Top of Given information

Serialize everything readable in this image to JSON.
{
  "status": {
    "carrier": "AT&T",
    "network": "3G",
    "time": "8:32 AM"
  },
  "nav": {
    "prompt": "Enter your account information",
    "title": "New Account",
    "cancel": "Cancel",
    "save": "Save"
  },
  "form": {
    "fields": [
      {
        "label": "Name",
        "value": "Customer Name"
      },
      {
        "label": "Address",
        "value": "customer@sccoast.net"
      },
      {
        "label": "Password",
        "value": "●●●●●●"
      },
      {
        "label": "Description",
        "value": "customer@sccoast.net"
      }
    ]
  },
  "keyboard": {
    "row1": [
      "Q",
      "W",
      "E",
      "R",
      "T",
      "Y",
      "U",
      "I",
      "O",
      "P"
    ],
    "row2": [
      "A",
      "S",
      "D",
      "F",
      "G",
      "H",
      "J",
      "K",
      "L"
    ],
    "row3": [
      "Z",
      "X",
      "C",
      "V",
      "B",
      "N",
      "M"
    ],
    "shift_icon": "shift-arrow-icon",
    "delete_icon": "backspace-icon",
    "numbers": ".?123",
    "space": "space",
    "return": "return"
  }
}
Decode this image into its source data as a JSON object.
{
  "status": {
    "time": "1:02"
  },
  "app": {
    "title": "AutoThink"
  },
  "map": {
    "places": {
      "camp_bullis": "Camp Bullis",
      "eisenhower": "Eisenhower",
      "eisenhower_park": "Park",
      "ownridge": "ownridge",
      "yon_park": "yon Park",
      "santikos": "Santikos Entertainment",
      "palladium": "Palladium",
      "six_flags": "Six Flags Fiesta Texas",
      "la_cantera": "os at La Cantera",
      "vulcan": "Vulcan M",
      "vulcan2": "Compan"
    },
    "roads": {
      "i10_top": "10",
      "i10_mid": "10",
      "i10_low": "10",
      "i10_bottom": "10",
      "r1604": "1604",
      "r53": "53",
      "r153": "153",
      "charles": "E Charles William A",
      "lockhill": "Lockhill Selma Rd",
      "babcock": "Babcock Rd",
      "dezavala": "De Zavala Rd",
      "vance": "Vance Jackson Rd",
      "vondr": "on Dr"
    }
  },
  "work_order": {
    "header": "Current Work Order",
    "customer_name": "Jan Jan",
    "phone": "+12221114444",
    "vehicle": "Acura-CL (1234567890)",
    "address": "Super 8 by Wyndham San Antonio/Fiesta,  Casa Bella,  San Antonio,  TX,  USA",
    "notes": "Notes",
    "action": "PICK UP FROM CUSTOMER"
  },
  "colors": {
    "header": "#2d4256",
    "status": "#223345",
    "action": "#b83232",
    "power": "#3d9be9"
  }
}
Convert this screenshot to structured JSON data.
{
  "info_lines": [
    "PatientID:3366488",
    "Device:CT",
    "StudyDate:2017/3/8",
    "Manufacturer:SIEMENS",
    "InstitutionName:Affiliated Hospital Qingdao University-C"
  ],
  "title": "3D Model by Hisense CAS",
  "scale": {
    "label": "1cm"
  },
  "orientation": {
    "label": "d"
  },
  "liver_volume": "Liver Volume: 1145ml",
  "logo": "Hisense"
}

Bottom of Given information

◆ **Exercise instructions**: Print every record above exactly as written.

◆ **Solution**:
Serialize everything readable in this image to JSON.
{
  "status": {
    "carrier": "AT&T",
    "network": "3G",
    "time": "8:32 AM"
  },
  "nav": {
    "prompt": "Enter your account information",
    "title": "New Account",
    "cancel": "Cancel",
    "save": "Save"
  },
  "form": {
    "fields": [
      {
        "label": "Name",
        "value": "Customer Name"
      },
      {
        "label": "Address",
        "value": "customer@sccoast.net"
      },
      {
        "label": "Password",
        "value": "●●●●●●"
      },
      {
        "label": "Description",
        "value": "customer@sccoast.net"
      }
    ]
  },
  "keyboard": {
    "row1": [
      "Q",
      "W",
      "E",
      "R",
      "T",
      "Y",
      "U",
      "I",
      "O",
      "P"
    ],
    "row2": [
      "A",
      "S",
      "D",
      "F",
      "G",
      "H",
      "J",
      "K",
      "L"
    ],
    "row3": [
      "Z",
      "X",
      "C",
      "V",
      "B",
      "N",
      "M"
    ],
    "shift_icon": "shift-arrow-icon",
    "delete_icon": "backspace-icon",
    "numbers": ".?123",
    "space": "space",
    "return": "return"
  }
}
Decode this image into its source data as a JSON object.
{
  "status": {
    "time": "1:02"
  },
  "app": {
    "title": "AutoThink"
  },
  "map": {
    "places": {
      "camp_bullis": "Camp Bullis",
      "eisenhower": "Eisenhower",
      "eisenhower_park": "Park",
      "ownridge": "ownridge",
      "yon_park": "yon Park",
      "santikos": "Santikos Entertainment",
      "palladium": "Palladium",
      "six_flags": "Six Flags Fiesta Texas",
      "la_cantera": "os at La Cantera",
      "vulcan": "Vulcan M",
      "vulcan2": "Compan"
    },
    "roads": {
      "i10_top": "10",
      "i10_mid": "10",
      "i10_low": "10",
      "i10_bottom": "10",
      "r1604": "1604",
      "r53": "53",
      "r153": "153",
      "charles": "E Charles William A",
      "lockhill": "Lockhill Selma Rd",
      "babcock": "Babcock Rd",
      "dezavala": "De Zavala Rd",
      "vance": "Vance Jackson Rd",
      "vondr": "on Dr"
    }
  },
  "work_order": {
    "header": "Current Work Order",
    "customer_name": "Jan Jan",
    "phone": "+12221114444",
    "vehicle": "Acura-CL (1234567890)",
    "address": "Super 8 by Wyndham San Antonio/Fiesta,  Casa Bella,  San Antonio,  TX,  USA",
    "notes": "Notes",
    "action": "PICK UP FROM CUSTOMER"
  },
  "colors": {
    "header": "#2d4256",
    "status": "#223345",
    "action": "#b83232",
    "power": "#3d9be9"
  }
}
Convert this screenshot to structured JSON data.
{
  "info_lines": [
    "PatientID:3366488",
    "Device:CT",
    "StudyDate:2017/3/8",
    "Manufacturer:SIEMENS",
    "InstitutionName:Affiliated Hospital Qingdao University-C"
  ],
  "title": "3D Model by Hisense CAS",
  "scale": {
    "label": "1cm"
  },
  "orientation": {
    "label": "d"
  },
  "liver_volume": "Liver Volume: 1145ml",
  "logo": "Hisense"
}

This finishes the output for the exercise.